2015 confirmed as much: He finished that Tour but managed to win only one stage. And the truth was unmistakable — Cav was no longer the baddest sprinter in the peloton. Not even close.
I used to actively root against Cavendish just like I root against Lebron and Jimmie Johnson and other guys that seem like they can’t be beaten. But by the end of the 2015 Tour, I wasn’t rooting against Cav anymore. I felt bad for the guy. He was clearly, demonstrably washed up.
And then this happened at the end of this year’s Stage 1:

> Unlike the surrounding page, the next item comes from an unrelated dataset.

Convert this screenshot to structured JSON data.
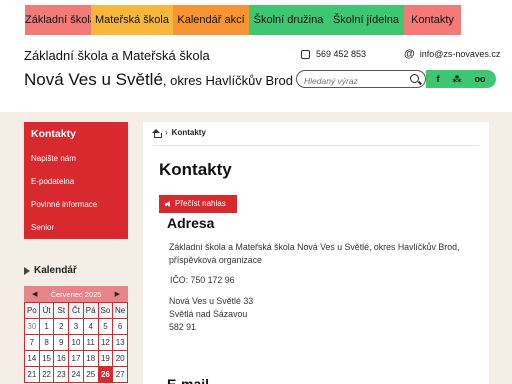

Holy shit. Holy shit. That was Mark Cavendish, minus a not-to-be-fucked-with lead-out train, craftily biding his time, sitting on the wheel of Peter Sagan, waiting for Marcel Kittel to break, and then flat out-muscling him to the line. I watched this live and (a) couldn’t believe what I was seeing and (b) found myself cheering when Cavendish won. And just so no one mistook what was happening, Cav out-sprinted Andre Greipel to eek out a narrow victory on Stage 3.
One of the theories behind Cav’s resurgence this year is that, like all the greats, he wants to extend a special middle figure to all the critics and doubters. I don’t find this a very compelling explanation. In the real world, ego-driven motives don’t replace horsepower. A washed up Michael Jordan simply couldn’t hang with Kobe and Lebron, no matter how motivated he might have been.
There are others theories, but maybe we don’t need to worry too much about why. I mean, Cavendish might not win any more stages this year, or ever, for that matter, but his performance this year has been a complete surprise. Rather than analyze why, I’d prefer to just to watch and appreciate. Because for me, the significance of all this is much simpler and more human. I see you, Mark Cavendish. No one roots for the bully, but everyone loves a comeback.